This blog post will help build upon the latest series of Winter themed prompts on the Spellbinder Instagram.
Winter can be a hard, and harsh, period of time. It can feel desolate and bare. Here in England, it is currently damp with winter rain. The nights come quickly, and are long. As a writer or an artist, it can be hard to find inspiration, or to feel motivated to create. But within the rainshowers and the cold chilly nights, the natural world in winter, in particular, has plenty of potential to inspire.
This post will explore little pieces of natural beauty that might create the artistic spark that you need to light up the winter months.
Winter is not always the grey of rainy skys and the white of fallen snow. Plenty of colour and life remains – if this is something you think might inspire your own work, then consider the following points:
- If you are outside, keep a look out for birdlife. They often provide little flashes of colour and the more closely you look at them, the more you can see how intricate and beautiful they are. Could they form the beginning of a story, the subject of a poem, the focal point of a photograph or painting?
- Many trees lose their leaves during the winter months. However, trees such as pine, cedar, laurel and holly retain their leaves and greenery. How could their evergreen nature form the basis of a piece of art or writing? Could the spirit that they embody be something you could incorporate into your own work?
- In addition, many trees bear winter nuts and fruits. See here for examples from the Norfolk Wildlife Trust. What symbolic meaning could be attached to this act? Could it be incorporated into your own work?

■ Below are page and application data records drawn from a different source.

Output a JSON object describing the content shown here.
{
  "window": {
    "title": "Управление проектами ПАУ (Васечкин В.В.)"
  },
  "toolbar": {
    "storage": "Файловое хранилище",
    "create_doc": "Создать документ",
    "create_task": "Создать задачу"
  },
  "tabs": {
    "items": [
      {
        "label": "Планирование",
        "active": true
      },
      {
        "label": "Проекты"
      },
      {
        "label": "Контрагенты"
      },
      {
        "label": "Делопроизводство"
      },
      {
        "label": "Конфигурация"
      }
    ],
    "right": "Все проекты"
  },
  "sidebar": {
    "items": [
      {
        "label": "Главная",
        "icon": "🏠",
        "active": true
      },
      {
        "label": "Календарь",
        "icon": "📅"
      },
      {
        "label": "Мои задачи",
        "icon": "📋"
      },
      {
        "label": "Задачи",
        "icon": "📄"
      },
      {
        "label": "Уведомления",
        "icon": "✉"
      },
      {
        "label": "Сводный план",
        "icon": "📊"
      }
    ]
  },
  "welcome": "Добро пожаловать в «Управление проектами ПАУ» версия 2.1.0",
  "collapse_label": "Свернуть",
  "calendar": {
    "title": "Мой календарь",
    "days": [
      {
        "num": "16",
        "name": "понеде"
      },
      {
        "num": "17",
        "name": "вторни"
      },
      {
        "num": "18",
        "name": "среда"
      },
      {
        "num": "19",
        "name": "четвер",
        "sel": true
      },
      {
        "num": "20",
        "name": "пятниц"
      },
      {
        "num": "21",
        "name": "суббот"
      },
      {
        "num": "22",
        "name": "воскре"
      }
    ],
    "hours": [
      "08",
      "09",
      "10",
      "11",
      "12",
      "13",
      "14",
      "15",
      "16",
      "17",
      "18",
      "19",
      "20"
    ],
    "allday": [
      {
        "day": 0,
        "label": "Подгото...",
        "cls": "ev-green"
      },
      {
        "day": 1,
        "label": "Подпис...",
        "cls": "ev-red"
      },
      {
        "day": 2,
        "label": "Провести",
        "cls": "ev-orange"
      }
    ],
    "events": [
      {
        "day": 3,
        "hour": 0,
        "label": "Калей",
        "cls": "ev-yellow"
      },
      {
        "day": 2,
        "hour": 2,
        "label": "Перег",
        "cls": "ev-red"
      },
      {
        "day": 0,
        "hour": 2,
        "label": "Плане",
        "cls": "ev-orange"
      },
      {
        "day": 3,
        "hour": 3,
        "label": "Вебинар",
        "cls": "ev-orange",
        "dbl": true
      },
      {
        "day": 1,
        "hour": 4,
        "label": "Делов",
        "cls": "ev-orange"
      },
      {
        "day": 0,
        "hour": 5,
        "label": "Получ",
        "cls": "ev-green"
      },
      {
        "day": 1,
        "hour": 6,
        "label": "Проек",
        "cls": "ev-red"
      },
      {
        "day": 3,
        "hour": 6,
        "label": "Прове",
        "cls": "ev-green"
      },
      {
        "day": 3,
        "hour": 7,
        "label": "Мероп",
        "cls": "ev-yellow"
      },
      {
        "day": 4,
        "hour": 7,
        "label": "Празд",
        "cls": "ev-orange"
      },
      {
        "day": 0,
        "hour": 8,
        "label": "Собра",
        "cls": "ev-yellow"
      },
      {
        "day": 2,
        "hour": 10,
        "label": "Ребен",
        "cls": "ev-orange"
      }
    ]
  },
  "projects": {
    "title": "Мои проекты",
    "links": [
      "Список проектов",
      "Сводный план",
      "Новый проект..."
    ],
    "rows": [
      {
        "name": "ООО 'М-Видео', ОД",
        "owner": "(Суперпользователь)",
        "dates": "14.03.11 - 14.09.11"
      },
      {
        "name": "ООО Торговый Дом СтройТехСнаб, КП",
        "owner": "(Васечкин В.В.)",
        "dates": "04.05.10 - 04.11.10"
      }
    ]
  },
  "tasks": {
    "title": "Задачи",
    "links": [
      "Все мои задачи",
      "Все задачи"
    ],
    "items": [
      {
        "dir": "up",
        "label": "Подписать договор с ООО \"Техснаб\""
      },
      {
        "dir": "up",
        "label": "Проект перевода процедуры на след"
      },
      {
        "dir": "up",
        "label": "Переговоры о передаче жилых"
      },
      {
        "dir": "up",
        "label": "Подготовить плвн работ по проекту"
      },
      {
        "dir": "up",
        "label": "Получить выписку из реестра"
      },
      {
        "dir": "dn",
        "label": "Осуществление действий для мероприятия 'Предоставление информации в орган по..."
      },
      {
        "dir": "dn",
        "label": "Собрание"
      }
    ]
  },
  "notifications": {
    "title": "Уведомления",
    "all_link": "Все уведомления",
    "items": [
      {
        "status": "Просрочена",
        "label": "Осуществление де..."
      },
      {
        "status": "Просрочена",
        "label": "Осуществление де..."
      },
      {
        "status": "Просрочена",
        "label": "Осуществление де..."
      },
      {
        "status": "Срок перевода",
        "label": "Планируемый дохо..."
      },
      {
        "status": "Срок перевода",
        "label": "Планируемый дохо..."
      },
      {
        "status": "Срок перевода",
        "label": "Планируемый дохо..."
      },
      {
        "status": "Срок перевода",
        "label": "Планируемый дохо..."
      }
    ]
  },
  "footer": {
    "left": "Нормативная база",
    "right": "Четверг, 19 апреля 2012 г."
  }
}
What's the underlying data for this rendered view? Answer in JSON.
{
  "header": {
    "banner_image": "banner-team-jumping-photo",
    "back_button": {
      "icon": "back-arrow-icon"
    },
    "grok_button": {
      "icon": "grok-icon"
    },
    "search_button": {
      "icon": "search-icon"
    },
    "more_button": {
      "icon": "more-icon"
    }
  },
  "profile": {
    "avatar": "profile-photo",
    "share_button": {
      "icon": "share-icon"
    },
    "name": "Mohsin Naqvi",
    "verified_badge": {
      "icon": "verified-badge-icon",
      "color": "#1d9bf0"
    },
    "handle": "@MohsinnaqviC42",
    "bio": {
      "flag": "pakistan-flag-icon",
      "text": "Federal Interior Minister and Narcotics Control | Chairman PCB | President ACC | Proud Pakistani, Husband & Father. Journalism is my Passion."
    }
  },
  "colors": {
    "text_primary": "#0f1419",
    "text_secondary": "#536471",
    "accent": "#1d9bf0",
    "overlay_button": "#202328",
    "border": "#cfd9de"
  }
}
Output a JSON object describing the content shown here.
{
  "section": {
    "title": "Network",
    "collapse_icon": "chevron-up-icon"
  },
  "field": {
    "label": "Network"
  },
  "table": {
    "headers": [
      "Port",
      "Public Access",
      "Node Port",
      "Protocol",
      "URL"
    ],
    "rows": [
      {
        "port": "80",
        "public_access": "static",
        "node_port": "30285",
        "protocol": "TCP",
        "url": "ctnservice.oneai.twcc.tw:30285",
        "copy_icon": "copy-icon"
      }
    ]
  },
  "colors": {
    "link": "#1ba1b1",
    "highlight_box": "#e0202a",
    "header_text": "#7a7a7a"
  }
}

- On a slightly different note, the mountain hare turns its fur white in winter to help it blend in with the snowy surroundings. Adaptation – even if it is a temporary one such as this – is a key way in which elements of the natural world can survive in winter. Ask yourself whether this theme of adaptation is something you could use in your own creative work.
Meanwhile, the artwork of Jackie Morris incorporates all the different themes and ideas I have touched upon here, often incorporating colour against otherwise quite stark backgrounds. It can be viewed here. Use the principles and ideas touched upon here as the opening or central subject of a story, poem or piece of art. Investigate the different directions in which they can take you, and you may well be surprised at what you create.
Ned Vessey, Blog Coordinator